    • A characteristic can be visible to different degrees in the phenotype.

Individual, family, population

  • Multiple allelia: There are more than two different alleles of a gene within a population
    • Occurrence: Likely to be found in all human genes
    • Example: AB0 blood group system
  • Basic terms related to genetic diseases:
    • Penetrance: The penetrance of a genetic disease indicates how likely it is actually to break out in a gene carrier.
    • Expressivity: The expressivity states how strongly a disease manifests itself in a gene carrier once it has broken out.
    • Compound heterozygosity: If the same gene is pathologically changed on both chromosomes, but in different ways (= different alleles), this can lead to a loss of function of the gene and thus to the occurrence of a recessive disease despite heterozygosity.
    • Anticipation: If a disease increases in severity over several generations or manifests itself earlier with each generation, this is called anticipation.


In meiosis, four daughter cells with recombined genetic material (mature sex cells, gametes) are created from one germ cell. This is the molecular biological basis for the inheritance rules, i.e. the estimation of the probabilities of how often certain alleles of a gene are passed on from the parents' generation to the children.

Mendelian rules

  • Requirements for the validity of Mendel's rules:

1. Mendel's rule (rule of uniformity)

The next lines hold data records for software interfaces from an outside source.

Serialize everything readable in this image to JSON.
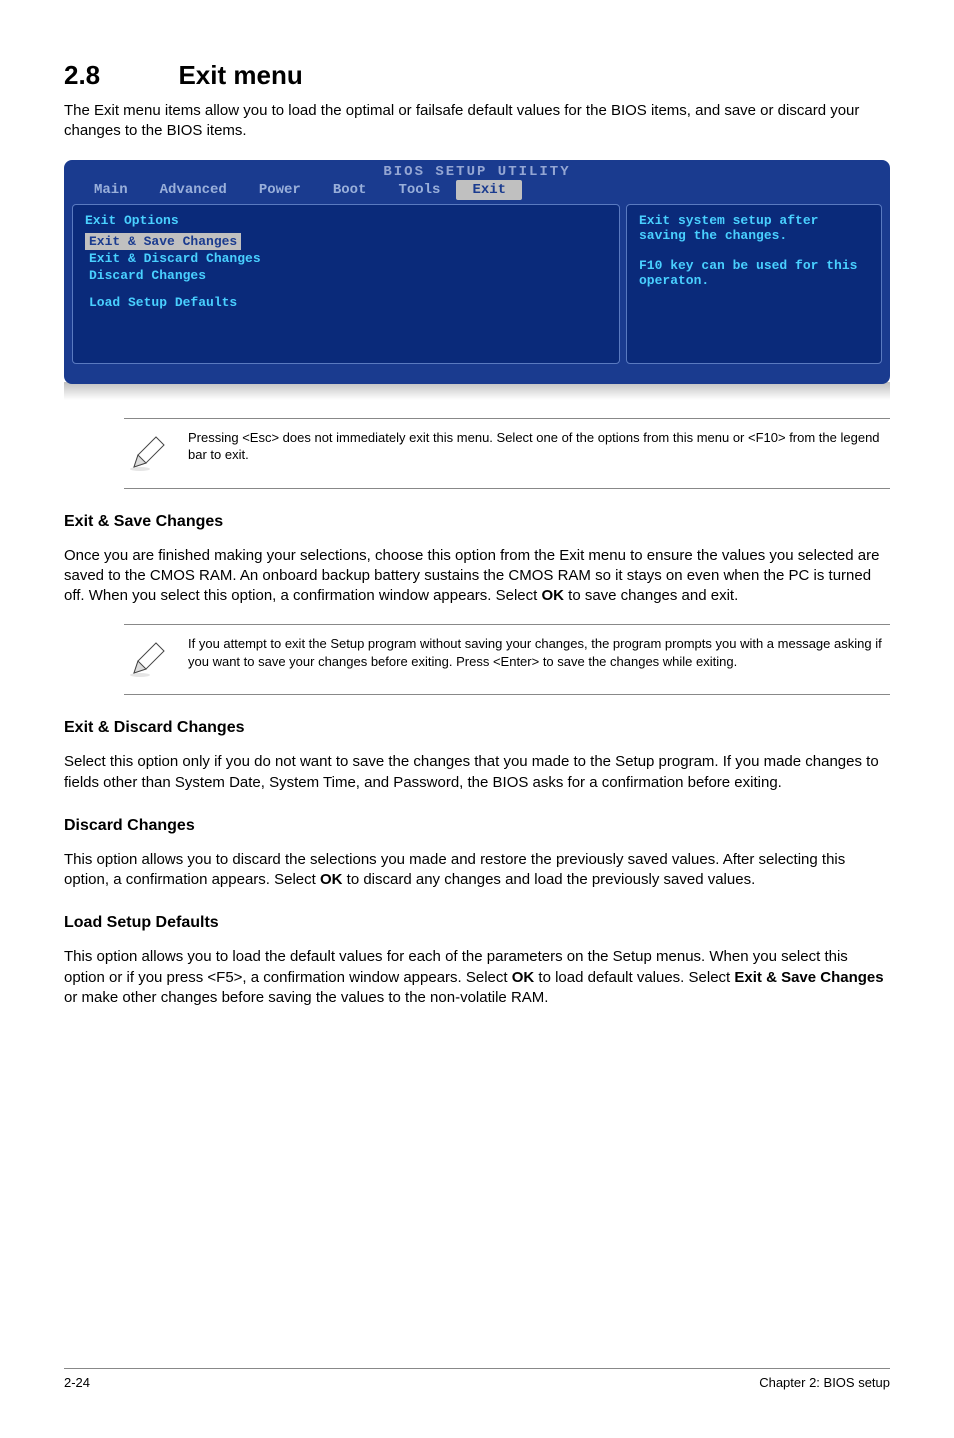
{
  "section": {
    "number": "2.8",
    "title": "Exit menu"
  },
  "intro": "The Exit menu items allow you to load the optimal or failsafe default values for the BIOS items, and save or discard your changes to the BIOS items.",
  "bios": {
    "title": "BIOS SETUP UTILITY",
    "tabs": [
      "Main",
      "Advanced",
      "Power",
      "Boot",
      "Tools",
      "Exit"
    ],
    "left_heading": "Exit Options",
    "items": [
      {
        "label": "Exit & Save Changes",
        "selected": true
      },
      {
        "label": "Exit & Discard Changes",
        "selected": false
      },
      {
        "label": "Discard Changes",
        "selected": false
      }
    ],
    "extra_item": "Load Setup Defaults",
    "help_text": "Exit system setup after saving the changes.\n\nF10 key can be used for this operaton."
  },
  "note1": "Pressing <Esc> does not immediately exit this menu. Select one of the options from this menu or <F10> from the legend bar to exit.",
  "sec1": {
    "heading": "Exit & Save Changes",
    "body_parts": [
      "Once you are finished making your selections, choose this option from the Exit menu to ensure the values you selected are saved to the CMOS RAM. An onboard backup battery sustains the CMOS RAM so it stays on even when the PC is turned off. When you select this option, a confirmation window appears. Select ",
      "OK",
      " to save changes and exit."
    ]
  },
  "note2": " If you attempt to exit the Setup program without saving your changes, the program prompts you with a message asking if you want to save your changes before exiting. Press <Enter> to save the changes while exiting.",
  "sec2": {
    "heading": "Exit & Discard Changes",
    "body": "Select this option only if you do not want to save the changes that you  made to the Setup program. If you made changes to fields other than System Date, System Time, and Password, the BIOS asks for a confirmation before exiting."
  },
  "sec3": {
    "heading": "Discard Changes",
    "body_parts": [
      "This option allows you to discard the selections you made and restore the previously saved values. After selecting this option, a confirmation appears. Select ",
      "OK",
      " to discard any changes and load the previously saved values."
    ]
  },
  "sec4": {
    "heading": "Load Setup Defaults",
    "body_parts": [
      "This option allows you to load the default values for each of the parameters on the Setup menus. When you select this option or if you press <F5>, a confirmation window appears. Select ",
      "OK",
      " to load default values. Select ",
      "Exit & Save Changes",
      " or make other changes before saving the values to the non-volatile RAM."
    ]
  },
  "footer": {
    "left": "2-24",
    "right": "Chapter 2: BIOS setup"
  }
}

  • Children (branch generation, F1 generation) of homozygous parents who differ in the observed characteristic are the same with regard to this characteristic, namely heterozygous.
    • Depending on how the inheritance takes place, the characteristic is different in the F1 generation:
      • Dominant recessive inheritance: All members of the F1 generation resemble the parent homozygous for the dominant allele.
      • Codominant inheritance: all members of the F1 generation look alike but are not like any parent.

1. Mendel's rule: The offspring of parents with different homozygous backgrounds are all uniformly heterozygous!

2. Mendel's rule (splitting rule)

2. Mendel's rule: The offspring of heterozygous parents are not uniform. The genotypes split in a ratio of 1: 2: 1!

3. Mendel's rule (rule of independence)

  • The inheritance of two or more characteristics takes place independently of one another and according to the first two Mendelian rules.
    • Prerequisite: independence of the possibility of combining alleles, either because they are on different chromosomes or so far apart on one chromosome that they are most likely separated by recombination.

3. Mendel's rule: Two or more characteristics are inherited (with certain restrictions) independently of one another!

Autosomal dominant inheritance

Important facts about autosomal dominant inheritance:

In the case of autosomal dominant diseases with complete penetrance, no generations are skipped!